  • Mental health care should be comprehensively reimbursed by public and private insurance plans on par with other forms of acute care. Repairing psychological damage incurred after an acute psychiatric episode takes time and money, however, it is possible with the right resources. When people do not receive the care they need, they often develop a chronic disability, leading to a significantly reduced lifespan and many years of lost productivity. Investing in appropriate care is effective and beneficial to individuals and society.

5. Not enough long-term care centers

Long-term care centers are at capacity with long waitlists. In the 1950s, there were an average of 340 inpatient beds available per 100,000 people, while now, only 17 beds are available per 100,000 people. Currently, it takes an average of 48 days for people with a mental illness to find and receive the care that they need, which is often too late when dealing with severe addiction, suicidality, or psychosis. Usually, during that long waiting period, families, communities, and care workers, who are unequipped to support the patient, end up expending large amounts of energy and money to prevent the worst from occurring, draining themselves and those around them. This can lead to feelings of helplessness from the caseworkers, overwhelm and fear in families, and typically, increased symptoms in the patient.

In addition, existing long-term care centers are often mismanaged. Currently, 22% of patients in long-term care centers do not actually have a mental health diagnosis. This is troubling because an estimated 34.5% of people with a severe mental illness are not receiving care for their condition. We must find a way to get the right people to the right places for treatment.


  • Long-term care centers accept inappropriate clients to meet their financial needs and provide inadequate alternatives for those clients. By fixing the aforementioned insurance issues, long-term care centers will have the financial flexibility to triage clients based on need, rather than ability to pay.
  • Because insurance will not pay for long-term mental health care and long-term care centers are fairly expensive to run, it is extremely challenging for these centers to stay open. Insurance policies should be adjusted to cover long-term mental health rehabilitation to increase the availability of these treatment options.

Together, we can help our teens heal.
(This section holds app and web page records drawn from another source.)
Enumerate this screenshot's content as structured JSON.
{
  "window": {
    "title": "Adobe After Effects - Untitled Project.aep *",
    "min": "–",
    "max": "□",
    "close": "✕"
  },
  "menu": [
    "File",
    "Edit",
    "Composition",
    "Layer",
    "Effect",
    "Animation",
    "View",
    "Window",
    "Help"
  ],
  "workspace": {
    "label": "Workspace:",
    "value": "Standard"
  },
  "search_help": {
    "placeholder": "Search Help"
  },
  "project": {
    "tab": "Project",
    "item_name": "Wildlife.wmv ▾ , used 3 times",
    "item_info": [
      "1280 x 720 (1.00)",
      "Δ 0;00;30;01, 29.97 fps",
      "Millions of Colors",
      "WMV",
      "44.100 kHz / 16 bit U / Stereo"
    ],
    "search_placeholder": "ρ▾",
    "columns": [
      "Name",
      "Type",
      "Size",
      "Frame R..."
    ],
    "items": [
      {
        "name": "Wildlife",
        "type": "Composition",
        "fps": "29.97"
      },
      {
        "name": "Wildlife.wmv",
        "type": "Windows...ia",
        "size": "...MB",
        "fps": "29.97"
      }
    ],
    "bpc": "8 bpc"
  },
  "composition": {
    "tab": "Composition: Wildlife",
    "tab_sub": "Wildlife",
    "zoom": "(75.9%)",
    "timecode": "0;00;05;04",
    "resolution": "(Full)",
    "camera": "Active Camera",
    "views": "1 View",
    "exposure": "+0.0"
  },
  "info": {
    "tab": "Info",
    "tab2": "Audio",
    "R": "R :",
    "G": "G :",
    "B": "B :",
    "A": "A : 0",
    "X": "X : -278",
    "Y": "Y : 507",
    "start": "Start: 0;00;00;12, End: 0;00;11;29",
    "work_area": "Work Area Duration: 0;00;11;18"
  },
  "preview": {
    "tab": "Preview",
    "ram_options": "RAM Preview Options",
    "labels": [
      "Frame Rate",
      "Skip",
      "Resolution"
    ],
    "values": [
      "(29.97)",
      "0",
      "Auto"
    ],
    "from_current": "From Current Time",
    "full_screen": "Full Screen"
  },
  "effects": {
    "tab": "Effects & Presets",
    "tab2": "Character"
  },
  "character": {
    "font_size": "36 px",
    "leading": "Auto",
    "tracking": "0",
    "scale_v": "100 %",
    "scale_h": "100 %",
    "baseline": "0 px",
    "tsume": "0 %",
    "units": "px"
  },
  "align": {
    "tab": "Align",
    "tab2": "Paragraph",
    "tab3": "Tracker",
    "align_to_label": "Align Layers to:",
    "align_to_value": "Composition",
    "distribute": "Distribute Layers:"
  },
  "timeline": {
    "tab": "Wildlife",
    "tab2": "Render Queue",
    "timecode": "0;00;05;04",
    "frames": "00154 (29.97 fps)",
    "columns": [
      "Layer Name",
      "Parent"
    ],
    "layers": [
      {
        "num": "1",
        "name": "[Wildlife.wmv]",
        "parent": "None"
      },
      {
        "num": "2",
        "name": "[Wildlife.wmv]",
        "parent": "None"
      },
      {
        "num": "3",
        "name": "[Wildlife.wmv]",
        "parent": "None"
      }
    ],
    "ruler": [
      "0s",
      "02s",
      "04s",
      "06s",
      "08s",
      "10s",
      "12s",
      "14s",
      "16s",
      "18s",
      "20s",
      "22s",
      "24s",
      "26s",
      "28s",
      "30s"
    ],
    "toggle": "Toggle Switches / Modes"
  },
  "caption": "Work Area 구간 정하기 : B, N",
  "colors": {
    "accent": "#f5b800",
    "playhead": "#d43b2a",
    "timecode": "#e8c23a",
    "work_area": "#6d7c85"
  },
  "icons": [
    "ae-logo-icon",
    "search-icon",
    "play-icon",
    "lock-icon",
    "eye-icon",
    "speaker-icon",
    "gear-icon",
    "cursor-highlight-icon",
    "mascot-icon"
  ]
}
There are numerous factors contributing to the declining mental health of American teenagers. Antelope Recovery aims to mitigate the current bottlenecks in our country’s mental healthcare for teens by addressing these five problems in mental healthcare.